Ferrari set to unveil hybrid

Iconic car maker plans to show off a hybrid version of its Ferrari 599 at the Geneva Motor Show in March.

Here was the Ferrari 599 XX at last year's Geneva Motor Show. CNET

Ferrari will unveil a hybrid at the Geneva Motor Show in March, the company's chairman confirmed Thursday.

Rumors of a hybrid Ferrari prototype based on the Ferrari 599 GTB , which debuted at the 2006 Geneva Motor Show, have long been making the rounds.

Ferrari filings with the European Patent Office for a "4WD system with hybrid propulsion" were reported in June. At the time, Ferrari confirmed it was developing hybrid technology and hinted at a release within the year, but did not specify when.

Since then, there has been much speculation (and outrage by some purists) about a hybrid version of the iconic sports car. Thursday was the first official confirmation that it will appear at the 2010 Geneva Motor Show.

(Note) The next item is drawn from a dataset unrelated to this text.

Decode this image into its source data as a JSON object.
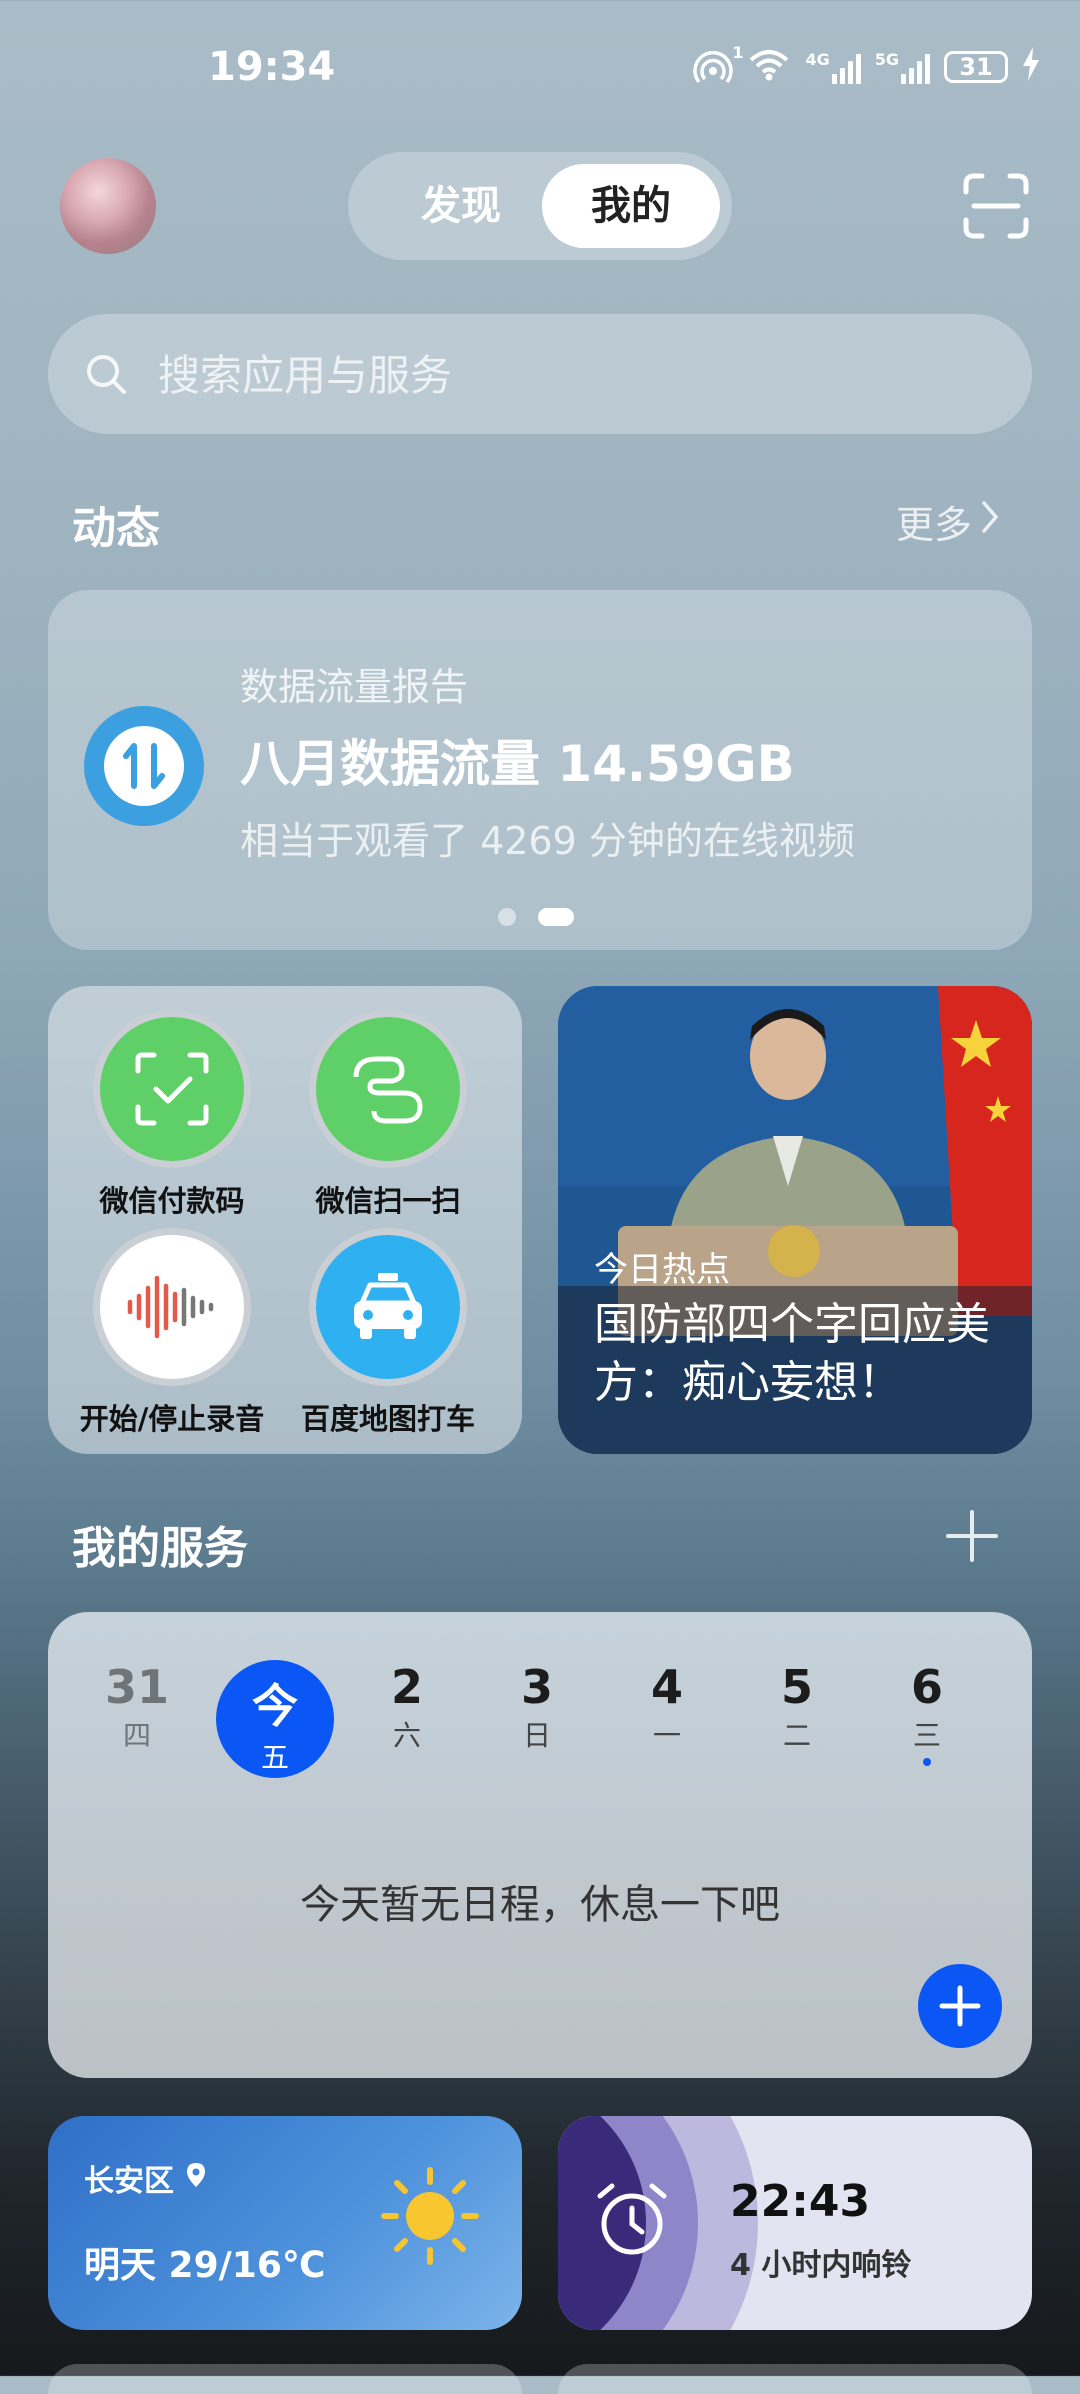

"It has to be the avant-garde in automobile technology. We're constructing cars with an enormous part of the innovative technology. We'll present a 599 hybrid in Geneva, which will represent a great path towards the future," Ferrari Chairman Luca di Montezemolo said in Maranello, Italy, at the presentation of the 2010 Formula One Ferrari.

Confirmation of his statement and a video of the event were released simultaneously on Ferrari's F1 Web site.

What remains to be seen is whether the prototype makes it to even limited production and whether Ferrari aficionados and buyers will find such a car blasphemous or forward-thinking.

About the author

In a software-driven world, it's easy to forget about the nuts and bolts. Whether it's cars, robots, personal gadgetry or industrial machines, Candace Lombardi examines the moving parts that keep our world rotating. A journalist who divides her time between the United States and the United Kingdom, Lombardi has written about technology for the sites of The New York Times, CNET, USA Today, MSN, ZDNet, Silicon.com, and GameSpot. She is a member of the CNET Blog Network and is not a current employee of CNET.

 

Join the discussion

Conversation powered by Livefyre

Don't Miss
Hot Products
Trending on CNET

HOT ON CNET

MacBook Pro running slow?

Speed up your MacBook by adding more RAM with these quick and easy steps.